  • Including vegetable plants in the perennial bed. I will often do this if I run out of room in my vegetable beds, however a lot of vegetable plants have amazing foliage and are great to line paths and place in the front of beds.
  • Recently I have made efforts to increase diversity in my small garden, increasing the number of native plants. Native plants are generally hardier, more adapted to our climate and require less maintenance; they also tend to attract more wildlife and pollinators.
  • I try to water as little as possible using rain barrels as much as I can.  I must admit that any plants that do require more water, or in fact more maintenance of any kind, tend to be replaced fairly quickly.ironweed suzanne

For anyone who has not heard of permaculture, it is a set of guidelines, principles and practices for sustainable living and land use. When you narrow down permaculture to your home garden, you are in effect looking at a more sustainable, natural method of gardening mimicking that found in nature to create a cohesive garden, in which all elements benefit, nurture and interconnect with each other. Whilst that does sound like a fairly lofty aspiration, the good news is that just by implementing or adding a couple of permaculture practices can have a significant impact on your garden, but that sounds like a blog for another day.

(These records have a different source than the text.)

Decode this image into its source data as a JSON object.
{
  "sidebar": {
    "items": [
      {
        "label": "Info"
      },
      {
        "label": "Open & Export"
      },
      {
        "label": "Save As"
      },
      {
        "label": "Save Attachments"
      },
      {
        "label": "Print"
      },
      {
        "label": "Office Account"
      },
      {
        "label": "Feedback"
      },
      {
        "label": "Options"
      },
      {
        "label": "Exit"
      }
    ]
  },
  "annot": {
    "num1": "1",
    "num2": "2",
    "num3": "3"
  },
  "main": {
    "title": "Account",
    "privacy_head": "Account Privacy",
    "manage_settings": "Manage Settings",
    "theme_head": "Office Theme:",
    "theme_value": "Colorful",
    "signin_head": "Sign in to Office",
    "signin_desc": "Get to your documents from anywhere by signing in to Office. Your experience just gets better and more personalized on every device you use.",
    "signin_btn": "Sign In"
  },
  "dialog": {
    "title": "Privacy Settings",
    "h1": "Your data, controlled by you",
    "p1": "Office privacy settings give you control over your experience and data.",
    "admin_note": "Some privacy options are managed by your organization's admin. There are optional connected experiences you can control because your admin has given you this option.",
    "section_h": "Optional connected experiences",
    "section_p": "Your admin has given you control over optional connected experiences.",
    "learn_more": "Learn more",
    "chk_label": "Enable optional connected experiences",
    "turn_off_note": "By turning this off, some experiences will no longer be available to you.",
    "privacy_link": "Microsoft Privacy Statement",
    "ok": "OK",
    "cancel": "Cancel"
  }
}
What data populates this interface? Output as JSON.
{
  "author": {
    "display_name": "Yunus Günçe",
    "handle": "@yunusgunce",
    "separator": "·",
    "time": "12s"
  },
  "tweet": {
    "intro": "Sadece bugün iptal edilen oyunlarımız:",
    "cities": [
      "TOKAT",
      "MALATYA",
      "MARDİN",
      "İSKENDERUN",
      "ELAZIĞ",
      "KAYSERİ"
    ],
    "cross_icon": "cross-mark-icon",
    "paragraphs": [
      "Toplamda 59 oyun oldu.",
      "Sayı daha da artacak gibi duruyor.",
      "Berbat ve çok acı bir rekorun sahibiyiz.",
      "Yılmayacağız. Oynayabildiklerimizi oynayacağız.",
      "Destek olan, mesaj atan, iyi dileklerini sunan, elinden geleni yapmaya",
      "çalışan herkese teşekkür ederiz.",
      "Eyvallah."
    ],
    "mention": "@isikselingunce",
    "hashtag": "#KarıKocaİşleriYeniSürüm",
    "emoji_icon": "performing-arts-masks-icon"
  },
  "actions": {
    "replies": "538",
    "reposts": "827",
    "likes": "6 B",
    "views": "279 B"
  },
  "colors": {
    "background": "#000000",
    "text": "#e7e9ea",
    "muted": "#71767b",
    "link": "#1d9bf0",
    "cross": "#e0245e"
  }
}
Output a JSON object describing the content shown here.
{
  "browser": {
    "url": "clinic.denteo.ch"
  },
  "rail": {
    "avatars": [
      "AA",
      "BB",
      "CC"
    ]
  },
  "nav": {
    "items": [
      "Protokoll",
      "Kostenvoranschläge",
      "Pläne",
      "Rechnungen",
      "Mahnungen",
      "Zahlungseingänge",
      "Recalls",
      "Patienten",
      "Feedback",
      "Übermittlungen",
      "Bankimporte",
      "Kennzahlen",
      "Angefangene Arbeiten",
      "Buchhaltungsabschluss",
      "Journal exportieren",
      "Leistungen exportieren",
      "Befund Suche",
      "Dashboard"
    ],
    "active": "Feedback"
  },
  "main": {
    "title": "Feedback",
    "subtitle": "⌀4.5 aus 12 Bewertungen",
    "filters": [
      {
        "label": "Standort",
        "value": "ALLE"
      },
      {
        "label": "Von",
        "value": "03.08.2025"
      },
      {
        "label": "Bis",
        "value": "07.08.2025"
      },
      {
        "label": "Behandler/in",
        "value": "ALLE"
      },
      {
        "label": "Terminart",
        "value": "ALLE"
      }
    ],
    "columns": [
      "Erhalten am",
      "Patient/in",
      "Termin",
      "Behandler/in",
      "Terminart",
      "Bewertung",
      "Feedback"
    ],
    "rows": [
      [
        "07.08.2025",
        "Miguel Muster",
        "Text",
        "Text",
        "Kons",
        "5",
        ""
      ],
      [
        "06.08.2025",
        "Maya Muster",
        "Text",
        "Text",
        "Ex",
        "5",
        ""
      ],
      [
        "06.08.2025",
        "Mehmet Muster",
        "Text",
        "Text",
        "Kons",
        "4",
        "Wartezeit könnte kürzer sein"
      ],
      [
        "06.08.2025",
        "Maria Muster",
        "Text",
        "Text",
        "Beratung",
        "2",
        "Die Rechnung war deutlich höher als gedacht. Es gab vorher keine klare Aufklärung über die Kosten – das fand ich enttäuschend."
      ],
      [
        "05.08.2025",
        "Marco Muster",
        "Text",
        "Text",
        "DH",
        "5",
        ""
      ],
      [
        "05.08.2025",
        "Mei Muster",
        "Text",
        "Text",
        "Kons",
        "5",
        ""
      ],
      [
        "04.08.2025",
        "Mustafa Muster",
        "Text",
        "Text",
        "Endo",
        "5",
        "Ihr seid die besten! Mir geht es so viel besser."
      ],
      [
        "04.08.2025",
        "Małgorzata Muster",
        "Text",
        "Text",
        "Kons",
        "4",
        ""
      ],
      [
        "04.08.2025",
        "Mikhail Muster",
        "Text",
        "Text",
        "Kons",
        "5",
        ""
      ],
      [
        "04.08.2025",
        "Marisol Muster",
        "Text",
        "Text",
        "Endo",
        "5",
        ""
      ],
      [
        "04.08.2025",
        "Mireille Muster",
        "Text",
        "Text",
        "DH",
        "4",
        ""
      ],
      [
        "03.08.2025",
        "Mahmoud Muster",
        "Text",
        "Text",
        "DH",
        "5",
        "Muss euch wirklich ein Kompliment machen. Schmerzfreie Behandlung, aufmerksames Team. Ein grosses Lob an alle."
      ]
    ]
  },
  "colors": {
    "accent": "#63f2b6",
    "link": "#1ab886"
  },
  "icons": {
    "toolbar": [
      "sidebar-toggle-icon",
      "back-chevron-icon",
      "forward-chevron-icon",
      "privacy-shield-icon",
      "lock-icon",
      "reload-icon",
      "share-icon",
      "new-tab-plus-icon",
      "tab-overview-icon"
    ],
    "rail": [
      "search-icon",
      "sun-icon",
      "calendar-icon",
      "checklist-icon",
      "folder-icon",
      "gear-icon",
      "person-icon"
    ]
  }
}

For me the term ‘being caretaker of your garden’ and the reasoning behind it align with my passion and concern regarding climate change and environmentalism. Whilst the changes I make may only have a small impact these type of changes can add up and often lead to something bigger.

For further information on permaculture:

Halloween Gardening

By Christine Freeburn, Master Gardener

What can you do in the garden now, with Hallowe’en just around the corner?

DSCN7053Plant garlic! Yes, this is the time of year to plant garlic for harvesting next summer. You can probably still find garlic bulbs at farmers markets. Buy locally grown garlic, not product of China. Separate the cloves from the bulb and plant at a depth of 3 times the height of the bulb in rows in the garden. Cover two-thirds deep with soil and then top off with straw or mulch. For full details, see this fact sheet on growing garlic.

DSCN5616Plant tulips! Although it may be too late to plant daffodils, you can still pop some tulips into the ground, even up to freeze up. Squirrels do love tulips, but if you plant them deep enough (6 to 8 inches), use hen manure or bone meal, and cover up the bare spot with leaves or mulch, you should deter them. Check this link for more spring bulb information.

Cut some hydrangea blooms! Hydrangeas have been tinged by the frost and many are lovely shades of pink. Bring some into your home and place in an empty vase and they will dry naturally.

Cut back some perennials. Putting your garden to bed in the fall, gives you a head start in spring. It also gets you into the garden to pull any weeds that have sprung up and may be going to seed. Cutting back daylilies, iris and hosta can tidy up the garden, but I recommend not chopping everything down. Cut back any seed heads that you don’t want to reseed. Leave your grasses and sedums standing. They will help to hold the snow in the garden which helps to insulate the frozen ground, which is a good thing.

DSCN4263Don’t rake! Mulch those leaves into your lawn with your lawn mower. It’s easier on your back and is so good for the lawn. Use your leaf blower to mulch into your flower beds too.